Liz Gilbert (Julia Roberts) learned a lot about happiness in Eat Pray Love
Changing our lives is all the rage right now.
Looking back on history, it used to be that we couldn’t actually change much about our circumstances. Relationships were arranged for us. Socioeconomic status was predestined. We knew the cards we were dealt and we knew we had little choice but to make the best of them.
It’s easy to feel badly for those who endured such times and many of us thank goodness things have changed. But I think we underestimate the extent to which we’re just as, if not more, trapped in unhappiness nowadays as we imagine people must have been back in the old days.
Think about it: Many of us weren’t exactly taught to make the most of what we have. Unlike our ancestors, the common narrative of our culture today is that everyone has the power to create something better.
And because we’ve been trained to incessantly grasp for something better, we haven’t mastered the art of turning what we already have into gold.
Some happy people swear by mediation to improve their mood. Here’s an easy how-to. (Post continues after video.)
In other words, we aren’t alchemists. We don’t know how to take uninspiring material and transform it into something valuable and beautiful. When we spend our lives striving for more, we don’t learn the basic skill of appreciating what we have. When we live this way, happiness always lies in the future and we are always waiting for it to be delivered through external means.
But what about the happiness that’s available to us from within, right now?

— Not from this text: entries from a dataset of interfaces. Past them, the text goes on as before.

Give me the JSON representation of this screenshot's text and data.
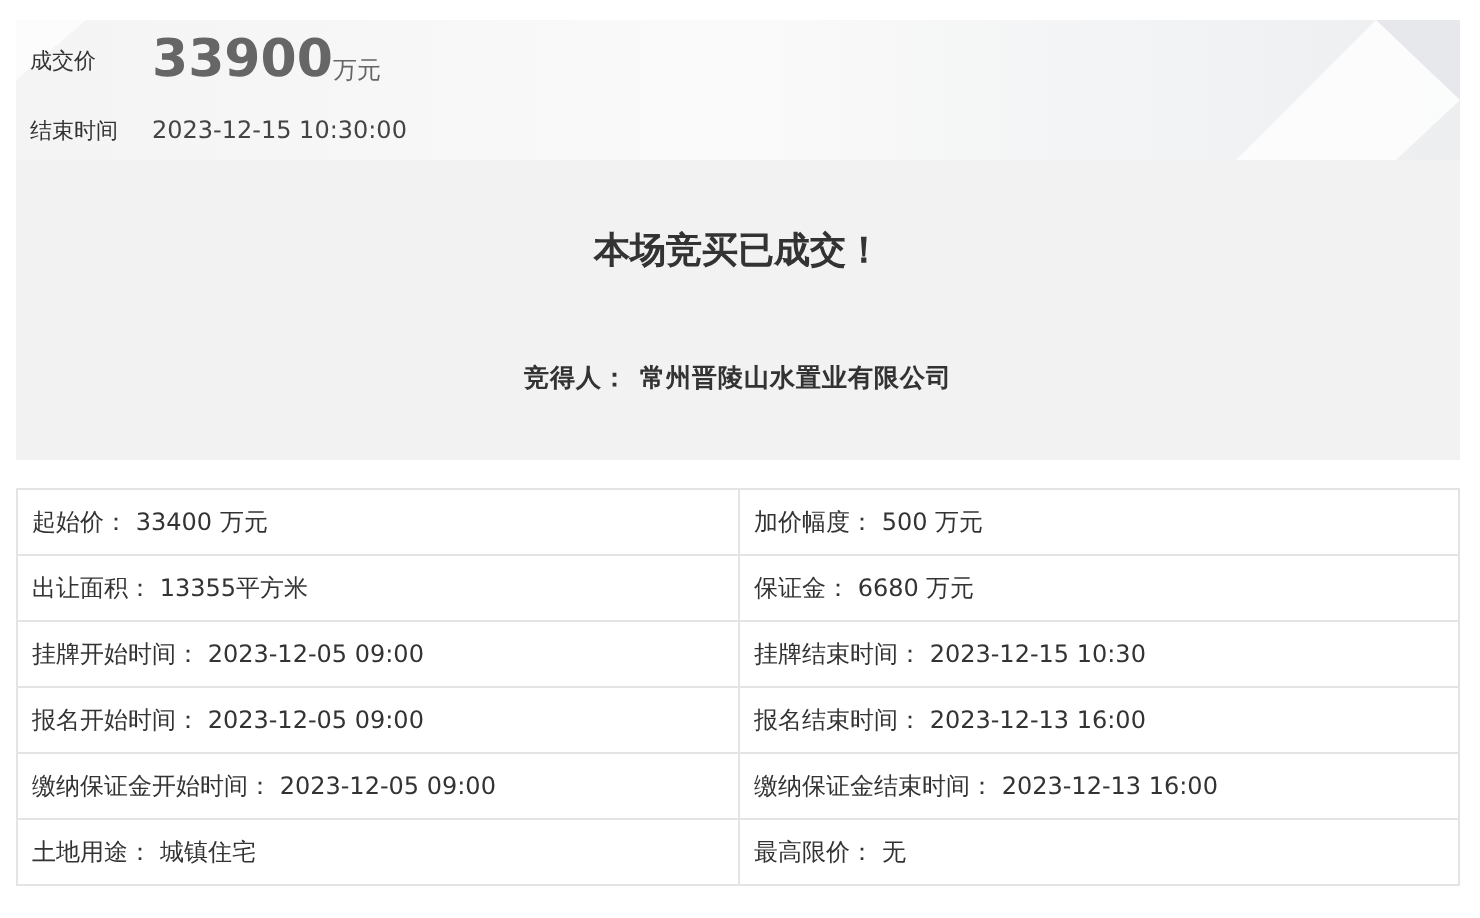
{
  "summary": {
    "price_label": "成交价",
    "price": "33900",
    "price_unit": "万元",
    "end_label": "结束时间",
    "end_time": "2023-12-15 10:30:00"
  },
  "result": {
    "title": "本场竞买已成交！",
    "winner_label": "竞得人：",
    "winner": "常州晋陵山水置业有限公司"
  },
  "details": [
    [
      "起始价： 33400 万元",
      "加价幅度： 500 万元"
    ],
    [
      "出让面积： 13355平方米",
      "保证金： 6680 万元"
    ],
    [
      "挂牌开始时间： 2023-12-05 09:00",
      "挂牌结束时间： 2023-12-15 10:30"
    ],
    [
      "报名开始时间： 2023-12-05 09:00",
      "报名结束时间： 2023-12-13 16:00"
    ],
    [
      "缴纳保证金开始时间： 2023-12-05 09:00",
      "缴纳保证金结束时间： 2023-12-13 16:00"
    ],
    [
      "土地用途： 城镇住宅",
      "最高限价： 无"
    ]
  ]
}
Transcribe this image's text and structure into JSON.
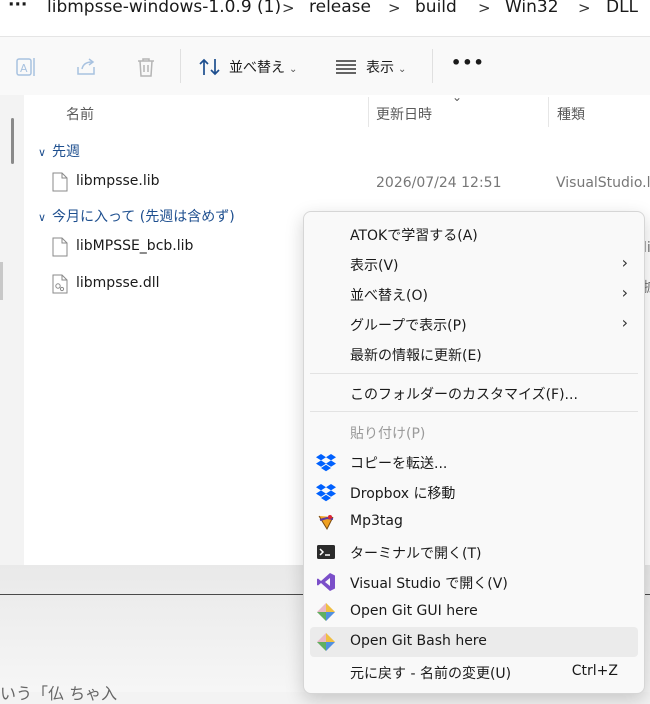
{
  "breadcrumb": {
    "more": "···",
    "items": [
      "libmpsse-windows-1.0.9 (1)",
      "release",
      "build",
      "Win32",
      "DLL"
    ],
    "separator": ">"
  },
  "toolbar": {
    "sort_label": "並べ替え",
    "view_label": "表示",
    "more": "•••",
    "chevron": "⌄"
  },
  "columns": {
    "name": "名前",
    "modified": "更新日時",
    "type": "種類",
    "sort_indicator": "⌄"
  },
  "groups": [
    {
      "label": "先週",
      "files": [
        {
          "name": "libmpsse.lib",
          "date": "2026/07/24 12:51",
          "type": "VisualStudio.li",
          "icon": "lib-file-icon"
        }
      ]
    },
    {
      "label": "今月に入って (先週は含めず)",
      "files": [
        {
          "name": "libMPSSE_bcb.lib",
          "date": "",
          "type": "li",
          "icon": "lib-file-icon"
        },
        {
          "name": "libmpsse.dll",
          "date": "",
          "type": "拡",
          "icon": "dll-file-icon"
        }
      ]
    }
  ],
  "context_menu": {
    "items": [
      {
        "label": "ATOKで学習する(A)"
      },
      {
        "label": "表示(V)",
        "submenu": true
      },
      {
        "label": "並べ替え(O)",
        "submenu": true
      },
      {
        "label": "グループで表示(P)",
        "submenu": true
      },
      {
        "label": "最新の情報に更新(E)"
      },
      {
        "label": "このフォルダーのカスタマイズ(F)..."
      },
      {
        "label": "貼り付け(P)",
        "disabled": true
      },
      {
        "label": "コピーを転送...",
        "icon": "dropbox-icon"
      },
      {
        "label": "Dropbox に移動",
        "icon": "dropbox-icon"
      },
      {
        "label": "Mp3tag",
        "icon": "mp3tag-icon"
      },
      {
        "label": "ターミナルで開く(T)",
        "icon": "terminal-icon"
      },
      {
        "label": "Visual Studio で開く(V)",
        "icon": "visual-studio-icon"
      },
      {
        "label": "Open Git GUI here",
        "icon": "git-icon"
      },
      {
        "label": "Open Git Bash here",
        "icon": "git-icon",
        "highlighted": true
      },
      {
        "label": "元に戻す - 名前の変更(U)",
        "accelerator": "Ctrl+Z"
      }
    ],
    "arrow": "›"
  },
  "lower_window": {
    "partial_text": "いう「仏 ちゃ入"
  },
  "colors": {
    "group_header": "#1e4f8f",
    "dropbox_blue": "#0061fe",
    "vs_purple": "#7b4fc9",
    "menu_bg": "#f9f9f9",
    "hover_bg": "#ebebeb"
  }
}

I’m a coach. My job is to have conversations with people that lead to positive changes in their lives. When I tell people what I do, the majority assume this means I’m good at finding solutions to people’s problems. They think maybe I have some of the answers they’ve been looking for. They tell me what they’re up against and expect our conversation to be a strategy session of sorts.